Once [Stoker’s division was] thrown into active campaigning in the spring of 1863, they marched and fought and maneuvered on a steady basis, seeing new places, setting up new camps, facing the terror of combat, and generally remaining active soldiers for the remaining two years of the war. That first winter in Arkansas, though, was their dark night of loneliness.

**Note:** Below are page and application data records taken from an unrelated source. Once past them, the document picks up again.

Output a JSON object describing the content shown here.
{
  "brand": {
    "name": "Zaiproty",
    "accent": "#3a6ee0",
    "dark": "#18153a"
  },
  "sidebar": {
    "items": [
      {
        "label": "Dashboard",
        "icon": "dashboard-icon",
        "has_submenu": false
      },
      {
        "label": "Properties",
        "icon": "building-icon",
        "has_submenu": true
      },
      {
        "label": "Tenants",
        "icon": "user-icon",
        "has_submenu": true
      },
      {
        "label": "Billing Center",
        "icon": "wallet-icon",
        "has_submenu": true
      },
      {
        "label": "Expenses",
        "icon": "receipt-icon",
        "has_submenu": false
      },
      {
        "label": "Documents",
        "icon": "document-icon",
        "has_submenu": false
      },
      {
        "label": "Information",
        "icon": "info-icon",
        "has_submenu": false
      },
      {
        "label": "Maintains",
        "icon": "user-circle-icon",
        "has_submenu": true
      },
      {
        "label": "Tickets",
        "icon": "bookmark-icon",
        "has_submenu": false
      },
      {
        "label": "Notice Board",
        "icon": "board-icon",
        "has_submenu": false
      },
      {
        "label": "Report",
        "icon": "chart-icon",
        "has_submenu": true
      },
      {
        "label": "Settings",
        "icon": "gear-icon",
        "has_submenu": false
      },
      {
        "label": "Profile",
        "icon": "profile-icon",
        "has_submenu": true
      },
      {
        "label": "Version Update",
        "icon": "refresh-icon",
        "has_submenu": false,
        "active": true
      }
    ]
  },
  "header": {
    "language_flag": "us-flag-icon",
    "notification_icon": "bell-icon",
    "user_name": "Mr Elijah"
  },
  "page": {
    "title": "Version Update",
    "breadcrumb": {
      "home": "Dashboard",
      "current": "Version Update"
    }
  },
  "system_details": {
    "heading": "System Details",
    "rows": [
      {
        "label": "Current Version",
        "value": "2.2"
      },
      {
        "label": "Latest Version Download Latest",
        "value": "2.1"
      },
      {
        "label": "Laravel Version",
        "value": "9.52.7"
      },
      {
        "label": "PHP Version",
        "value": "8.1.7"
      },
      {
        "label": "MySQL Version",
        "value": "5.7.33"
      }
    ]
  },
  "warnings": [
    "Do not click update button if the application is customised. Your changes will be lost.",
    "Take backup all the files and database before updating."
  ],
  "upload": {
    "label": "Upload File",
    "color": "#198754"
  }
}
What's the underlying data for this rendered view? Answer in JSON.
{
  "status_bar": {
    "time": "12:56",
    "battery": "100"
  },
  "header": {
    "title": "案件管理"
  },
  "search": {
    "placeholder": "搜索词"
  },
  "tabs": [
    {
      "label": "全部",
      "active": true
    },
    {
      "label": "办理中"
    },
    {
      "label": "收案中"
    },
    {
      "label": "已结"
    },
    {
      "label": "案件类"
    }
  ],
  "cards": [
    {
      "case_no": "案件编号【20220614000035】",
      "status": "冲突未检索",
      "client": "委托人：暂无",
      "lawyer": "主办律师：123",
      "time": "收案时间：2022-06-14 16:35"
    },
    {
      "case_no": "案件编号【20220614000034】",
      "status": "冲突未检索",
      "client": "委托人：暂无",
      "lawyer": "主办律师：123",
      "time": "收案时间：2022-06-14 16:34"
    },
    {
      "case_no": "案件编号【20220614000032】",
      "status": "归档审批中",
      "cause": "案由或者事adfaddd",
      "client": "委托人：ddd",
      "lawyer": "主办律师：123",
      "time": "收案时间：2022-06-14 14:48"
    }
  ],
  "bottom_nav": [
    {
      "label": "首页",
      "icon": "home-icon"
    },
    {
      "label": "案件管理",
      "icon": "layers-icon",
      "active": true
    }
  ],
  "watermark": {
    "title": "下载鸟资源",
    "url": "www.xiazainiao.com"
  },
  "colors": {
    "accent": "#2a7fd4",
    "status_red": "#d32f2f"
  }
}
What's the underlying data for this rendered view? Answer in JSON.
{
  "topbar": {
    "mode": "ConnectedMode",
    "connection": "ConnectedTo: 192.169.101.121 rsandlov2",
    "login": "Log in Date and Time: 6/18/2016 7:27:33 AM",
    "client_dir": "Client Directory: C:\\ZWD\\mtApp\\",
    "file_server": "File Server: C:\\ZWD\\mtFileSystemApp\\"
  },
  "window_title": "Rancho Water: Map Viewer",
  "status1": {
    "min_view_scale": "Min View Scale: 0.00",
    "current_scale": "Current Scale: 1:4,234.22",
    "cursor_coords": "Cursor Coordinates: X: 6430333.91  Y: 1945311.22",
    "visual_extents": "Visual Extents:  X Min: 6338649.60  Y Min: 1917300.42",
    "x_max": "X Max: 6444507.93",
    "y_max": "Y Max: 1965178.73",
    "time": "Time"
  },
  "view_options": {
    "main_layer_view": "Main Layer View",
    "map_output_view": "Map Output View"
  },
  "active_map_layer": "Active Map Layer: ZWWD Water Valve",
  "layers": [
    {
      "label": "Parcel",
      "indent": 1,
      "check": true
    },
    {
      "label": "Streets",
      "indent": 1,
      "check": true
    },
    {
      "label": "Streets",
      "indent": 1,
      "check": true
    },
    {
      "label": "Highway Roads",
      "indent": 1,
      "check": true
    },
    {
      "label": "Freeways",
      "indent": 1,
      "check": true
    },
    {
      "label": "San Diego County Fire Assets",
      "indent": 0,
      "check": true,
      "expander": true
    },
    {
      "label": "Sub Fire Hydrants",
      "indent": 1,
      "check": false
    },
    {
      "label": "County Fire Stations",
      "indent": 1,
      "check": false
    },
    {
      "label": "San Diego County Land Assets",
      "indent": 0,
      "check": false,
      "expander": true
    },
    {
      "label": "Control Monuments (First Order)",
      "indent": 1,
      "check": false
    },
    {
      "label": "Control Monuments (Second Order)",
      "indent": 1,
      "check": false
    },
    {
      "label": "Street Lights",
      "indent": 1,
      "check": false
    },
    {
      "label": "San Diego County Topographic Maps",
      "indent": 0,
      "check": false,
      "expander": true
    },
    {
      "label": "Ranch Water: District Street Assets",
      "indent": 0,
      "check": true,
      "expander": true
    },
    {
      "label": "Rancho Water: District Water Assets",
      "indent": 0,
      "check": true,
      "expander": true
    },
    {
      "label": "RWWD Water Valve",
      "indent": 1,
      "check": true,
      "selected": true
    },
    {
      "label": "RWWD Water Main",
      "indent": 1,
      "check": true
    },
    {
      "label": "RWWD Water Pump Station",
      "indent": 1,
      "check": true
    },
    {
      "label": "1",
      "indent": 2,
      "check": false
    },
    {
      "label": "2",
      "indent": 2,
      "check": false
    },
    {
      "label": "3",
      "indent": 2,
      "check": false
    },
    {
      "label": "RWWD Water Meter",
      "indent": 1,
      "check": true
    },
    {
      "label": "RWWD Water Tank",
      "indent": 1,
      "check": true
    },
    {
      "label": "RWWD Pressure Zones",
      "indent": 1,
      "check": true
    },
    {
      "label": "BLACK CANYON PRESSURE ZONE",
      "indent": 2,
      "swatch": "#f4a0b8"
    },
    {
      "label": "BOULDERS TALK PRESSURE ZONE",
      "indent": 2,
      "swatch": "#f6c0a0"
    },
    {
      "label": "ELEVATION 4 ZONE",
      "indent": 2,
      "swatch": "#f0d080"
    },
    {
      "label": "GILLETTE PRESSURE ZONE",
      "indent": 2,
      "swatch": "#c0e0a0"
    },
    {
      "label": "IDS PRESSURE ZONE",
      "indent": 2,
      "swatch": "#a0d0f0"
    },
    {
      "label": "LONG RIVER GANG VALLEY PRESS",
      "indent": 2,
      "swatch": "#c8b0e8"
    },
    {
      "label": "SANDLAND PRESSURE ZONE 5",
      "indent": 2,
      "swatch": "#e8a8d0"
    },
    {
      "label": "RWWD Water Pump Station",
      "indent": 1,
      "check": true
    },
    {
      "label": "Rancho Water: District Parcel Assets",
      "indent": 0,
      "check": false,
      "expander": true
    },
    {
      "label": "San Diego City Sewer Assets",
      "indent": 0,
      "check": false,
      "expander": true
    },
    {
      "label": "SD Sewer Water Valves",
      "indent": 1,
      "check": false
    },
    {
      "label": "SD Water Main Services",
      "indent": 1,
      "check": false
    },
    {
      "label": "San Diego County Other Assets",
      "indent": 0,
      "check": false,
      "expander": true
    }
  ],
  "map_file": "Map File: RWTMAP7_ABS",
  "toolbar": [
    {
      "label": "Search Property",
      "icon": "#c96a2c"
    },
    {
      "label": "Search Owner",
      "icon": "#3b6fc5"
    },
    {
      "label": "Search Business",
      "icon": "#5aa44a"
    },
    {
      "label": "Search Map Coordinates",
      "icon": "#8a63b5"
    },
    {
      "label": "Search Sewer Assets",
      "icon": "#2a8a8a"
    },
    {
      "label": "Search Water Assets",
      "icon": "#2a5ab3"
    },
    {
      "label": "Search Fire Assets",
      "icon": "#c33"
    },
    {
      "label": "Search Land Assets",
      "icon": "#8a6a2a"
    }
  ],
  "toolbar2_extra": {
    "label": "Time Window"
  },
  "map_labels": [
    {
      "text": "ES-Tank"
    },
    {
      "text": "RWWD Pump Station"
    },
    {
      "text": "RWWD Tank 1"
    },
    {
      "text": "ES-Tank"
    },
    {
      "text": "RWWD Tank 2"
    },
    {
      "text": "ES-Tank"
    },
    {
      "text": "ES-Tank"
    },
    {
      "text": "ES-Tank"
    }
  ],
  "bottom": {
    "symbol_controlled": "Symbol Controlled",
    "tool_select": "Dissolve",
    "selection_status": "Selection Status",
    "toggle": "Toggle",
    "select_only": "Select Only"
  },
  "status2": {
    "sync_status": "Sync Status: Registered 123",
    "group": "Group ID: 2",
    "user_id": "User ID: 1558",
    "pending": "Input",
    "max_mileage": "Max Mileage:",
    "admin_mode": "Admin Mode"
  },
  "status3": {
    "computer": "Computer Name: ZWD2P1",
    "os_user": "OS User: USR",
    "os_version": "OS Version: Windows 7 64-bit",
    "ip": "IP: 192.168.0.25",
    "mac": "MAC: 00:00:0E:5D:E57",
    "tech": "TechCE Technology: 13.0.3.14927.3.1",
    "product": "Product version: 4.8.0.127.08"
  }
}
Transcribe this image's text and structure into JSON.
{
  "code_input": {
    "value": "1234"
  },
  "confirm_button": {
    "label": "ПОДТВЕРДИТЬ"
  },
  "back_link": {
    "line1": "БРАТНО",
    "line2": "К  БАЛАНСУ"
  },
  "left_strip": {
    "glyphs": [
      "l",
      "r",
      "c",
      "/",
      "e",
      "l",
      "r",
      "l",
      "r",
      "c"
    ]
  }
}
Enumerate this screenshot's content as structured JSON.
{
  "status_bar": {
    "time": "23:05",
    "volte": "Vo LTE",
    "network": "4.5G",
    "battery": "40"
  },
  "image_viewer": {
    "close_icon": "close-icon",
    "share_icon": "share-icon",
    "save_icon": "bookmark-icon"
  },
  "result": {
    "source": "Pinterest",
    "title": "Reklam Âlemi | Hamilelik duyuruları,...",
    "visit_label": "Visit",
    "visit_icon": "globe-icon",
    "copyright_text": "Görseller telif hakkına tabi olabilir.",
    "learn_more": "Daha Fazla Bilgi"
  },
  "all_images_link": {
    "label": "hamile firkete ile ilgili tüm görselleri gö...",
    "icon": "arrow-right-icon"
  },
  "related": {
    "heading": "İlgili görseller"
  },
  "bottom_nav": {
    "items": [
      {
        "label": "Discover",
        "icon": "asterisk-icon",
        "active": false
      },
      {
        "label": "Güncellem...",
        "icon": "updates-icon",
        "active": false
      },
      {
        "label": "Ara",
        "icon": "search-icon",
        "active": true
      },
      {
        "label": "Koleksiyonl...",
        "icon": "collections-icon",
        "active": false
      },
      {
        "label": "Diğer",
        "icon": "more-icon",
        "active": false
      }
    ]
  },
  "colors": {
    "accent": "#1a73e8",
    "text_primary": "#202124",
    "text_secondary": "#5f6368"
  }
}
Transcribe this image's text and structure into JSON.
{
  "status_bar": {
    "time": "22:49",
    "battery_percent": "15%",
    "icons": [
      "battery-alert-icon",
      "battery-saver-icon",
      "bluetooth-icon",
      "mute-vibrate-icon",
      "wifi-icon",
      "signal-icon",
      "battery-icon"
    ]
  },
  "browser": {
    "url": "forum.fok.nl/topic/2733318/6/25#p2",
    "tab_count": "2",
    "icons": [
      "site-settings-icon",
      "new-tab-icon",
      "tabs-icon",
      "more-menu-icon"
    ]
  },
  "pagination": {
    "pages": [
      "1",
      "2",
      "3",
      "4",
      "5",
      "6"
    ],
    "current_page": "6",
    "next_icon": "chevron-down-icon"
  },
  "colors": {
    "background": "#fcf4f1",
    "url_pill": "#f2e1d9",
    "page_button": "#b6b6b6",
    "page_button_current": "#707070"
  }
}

The division included more than the usual share of married men and letters to wives flowed in a steady stream from Arkansas to Texas. William E. Stoker, a farmer from the Coffeeville community of Upshur County in northeast Texas, wrote his wife even before winter set in that he was aching for home: “Betty, I cant express my feelings when I think of you and Priscilla [his young daughter]. My heart leaps, but at the same time being so fare off and cant come home and see you it almost makes my heart break.” Stoker kept his wife’s letters, but when he looked at them in moments alone, “I cant keep from weeping about you, feeling so loley bye your self.” To make matters worse, he had to face the possibility that he would never see her again.